◆ **Supplied material**:

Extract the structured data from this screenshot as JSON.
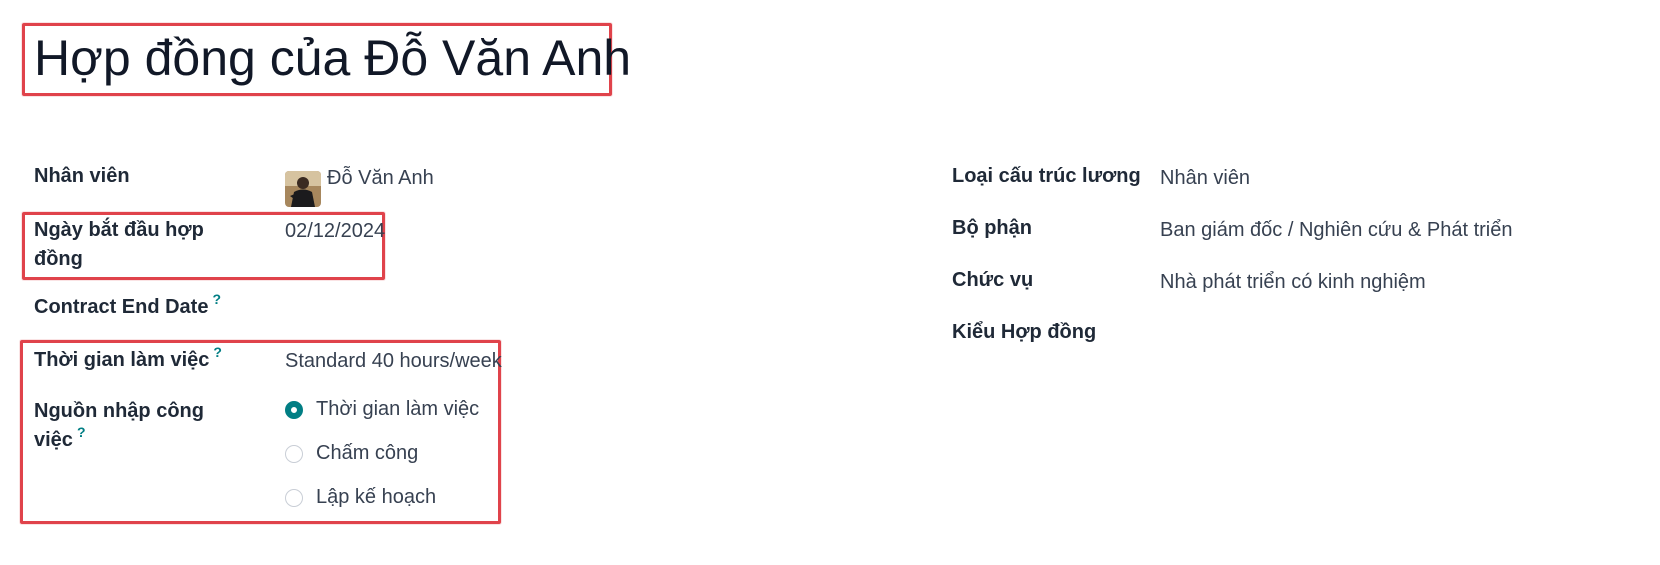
{
  "page": {
    "title": "Hợp đồng của Đỗ Văn Anh"
  },
  "left_fields": {
    "employee": {
      "label": "Nhân viên",
      "value": "Đỗ Văn Anh"
    },
    "start_date": {
      "label": "Ngày bắt đầu hợp đồng",
      "value": "02/12/2024"
    },
    "end_date": {
      "label": "Contract End Date",
      "help": "?"
    },
    "working_time": {
      "label": "Thời gian làm việc",
      "help": "?",
      "value": "Standard 40 hours/week"
    },
    "work_entry_source": {
      "label": "Nguồn nhập công việc",
      "help": "?",
      "options": [
        {
          "label": "Thời gian làm việc",
          "selected": true
        },
        {
          "label": "Chấm công",
          "selected": false
        },
        {
          "label": "Lập kế hoạch",
          "selected": false
        }
      ]
    }
  },
  "right_fields": {
    "salary_structure": {
      "label": "Loại cấu trúc lương",
      "value": "Nhân viên"
    },
    "department": {
      "label": "Bộ phận",
      "value": "Ban giám đốc / Nghiên cứu & Phát triển"
    },
    "job_position": {
      "label": "Chức vụ",
      "value": "Nhà phát triển có kinh nghiệm"
    },
    "contract_type": {
      "label": "Kiểu Hợp đồng"
    }
  },
  "colors": {
    "accent": "#017e84",
    "highlight_border": "#e0434b"
  }
}
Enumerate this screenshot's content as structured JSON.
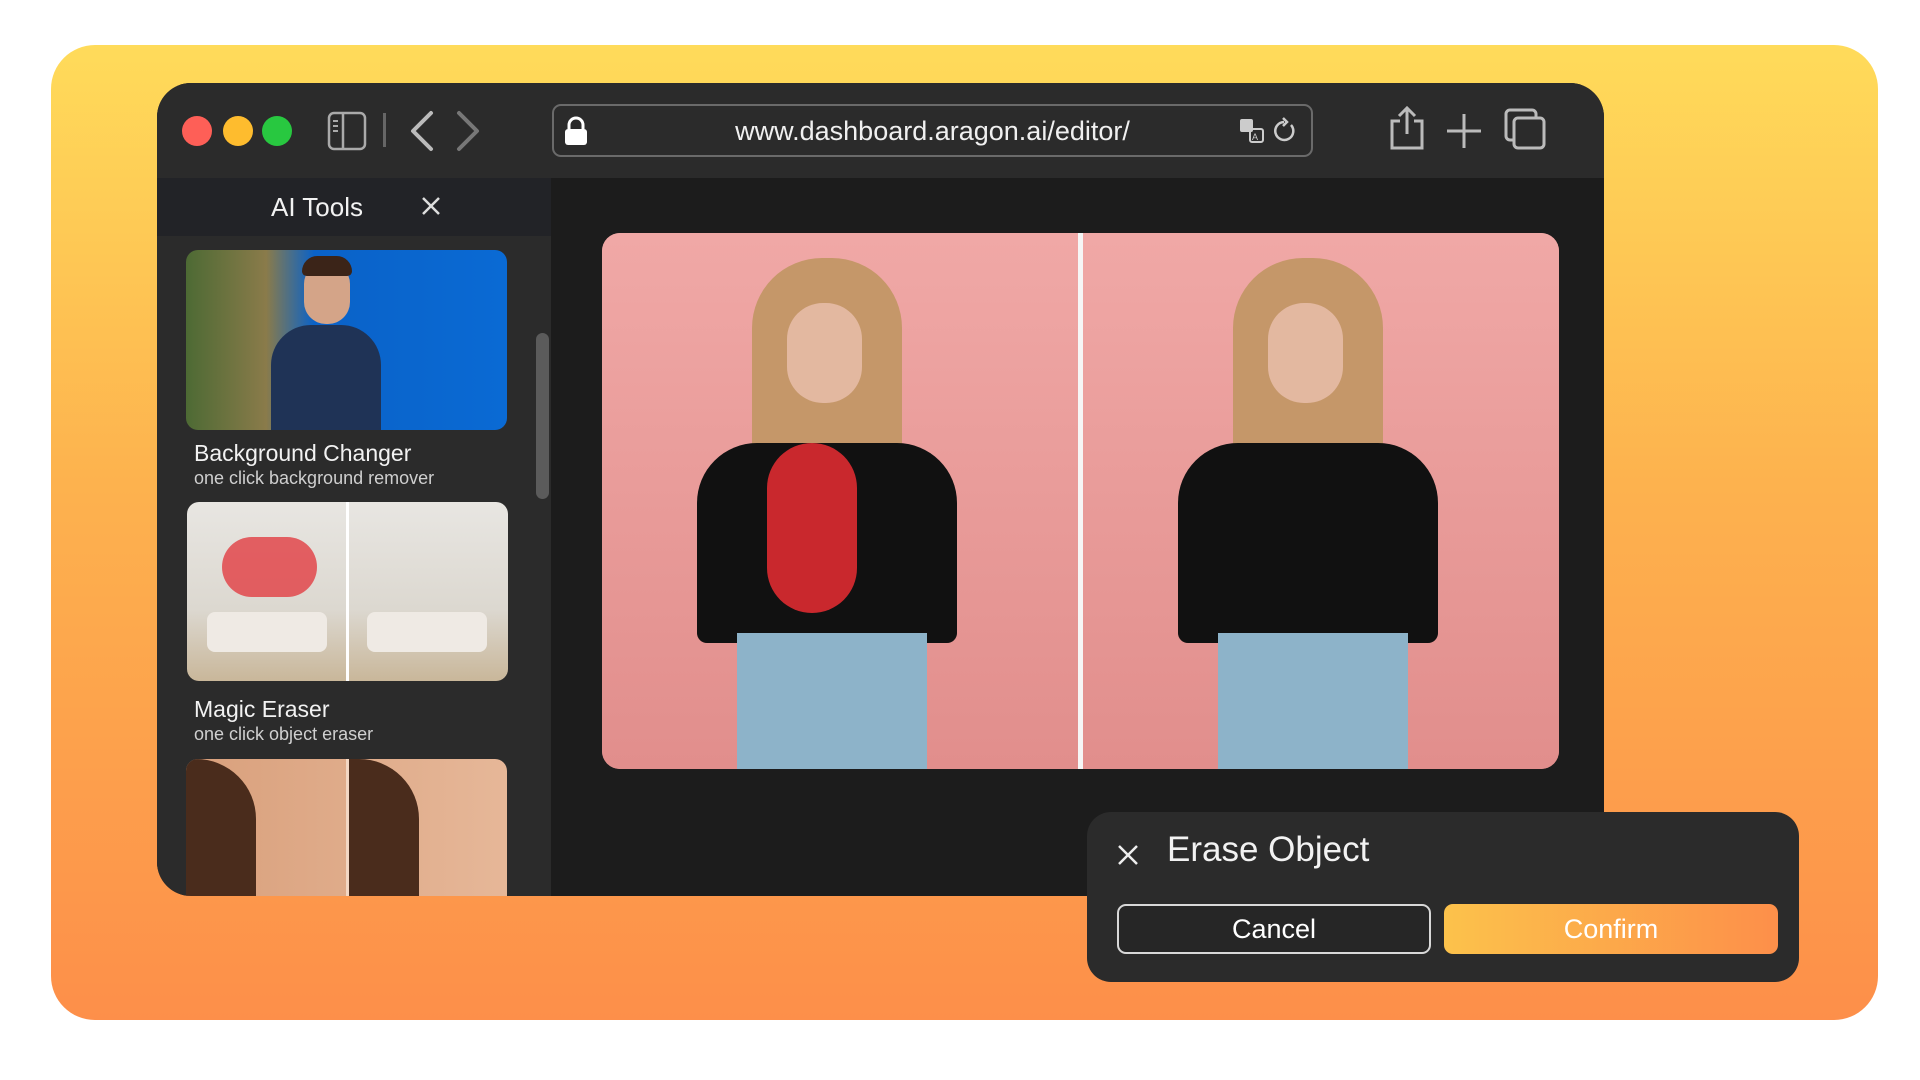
{
  "browser": {
    "url": "www.dashboard.aragon.ai/editor/",
    "traffic_lights": [
      "#fe5f57",
      "#febc2e",
      "#28c840"
    ],
    "icons": [
      "sidebar-icon",
      "back-icon",
      "forward-icon",
      "lock-icon",
      "translate-icon",
      "reload-icon",
      "share-icon",
      "new-tab-icon",
      "tabs-icon"
    ]
  },
  "sidebar": {
    "title": "AI Tools",
    "tools": [
      {
        "title": "Background Changer",
        "subtitle": "one click background remover"
      },
      {
        "title": "Magic Eraser",
        "subtitle": "one click object eraser"
      }
    ]
  },
  "dialog": {
    "title": "Erase Object",
    "cancel_label": "Cancel",
    "confirm_label": "Confirm",
    "accent": "#fd9a4a"
  }
}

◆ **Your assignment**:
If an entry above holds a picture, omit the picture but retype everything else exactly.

◆ **Exercise answer**:
Extract the structured data from this screenshot as JSON.
{
  "page": {
    "title": "Hợp đồng của Đỗ Văn Anh"
  },
  "left_fields": {
    "employee": {
      "label": "Nhân viên",
      "value": "Đỗ Văn Anh"
    },
    "start_date": {
      "label": "Ngày bắt đầu hợp đồng",
      "value": "02/12/2024"
    },
    "end_date": {
      "label": "Contract End Date",
      "help": "?"
    },
    "working_time": {
      "label": "Thời gian làm việc",
      "help": "?",
      "value": "Standard 40 hours/week"
    },
    "work_entry_source": {
      "label": "Nguồn nhập công việc",
      "help": "?",
      "options": [
        {
          "label": "Thời gian làm việc",
          "selected": true
        },
        {
          "label": "Chấm công",
          "selected": false
        },
        {
          "label": "Lập kế hoạch",
          "selected": false
        }
      ]
    }
  },
  "right_fields": {
    "salary_structure": {
      "label": "Loại cấu trúc lương",
      "value": "Nhân viên"
    },
    "department": {
      "label": "Bộ phận",
      "value": "Ban giám đốc / Nghiên cứu & Phát triển"
    },
    "job_position": {
      "label": "Chức vụ",
      "value": "Nhà phát triển có kinh nghiệm"
    },
    "contract_type": {
      "label": "Kiểu Hợp đồng"
    }
  },
  "colors": {
    "accent": "#017e84",
    "highlight_border": "#e0434b"
  }
}
Enumerate this screenshot's content as structured JSON.
{
  "browser": {
    "url": "www.dashboard.aragon.ai/editor/",
    "traffic_lights": [
      "#fe5f57",
      "#febc2e",
      "#28c840"
    ],
    "icons": [
      "sidebar-icon",
      "back-icon",
      "forward-icon",
      "lock-icon",
      "translate-icon",
      "reload-icon",
      "share-icon",
      "new-tab-icon",
      "tabs-icon"
    ]
  },
  "sidebar": {
    "title": "AI Tools",
    "tools": [
      {
        "title": "Background Changer",
        "subtitle": "one click background remover"
      },
      {
        "title": "Magic Eraser",
        "subtitle": "one click object eraser"
      }
    ]
  },
  "dialog": {
    "title": "Erase Object",
    "cancel_label": "Cancel",
    "confirm_label": "Confirm",
    "accent": "#fd9a4a"
  }
}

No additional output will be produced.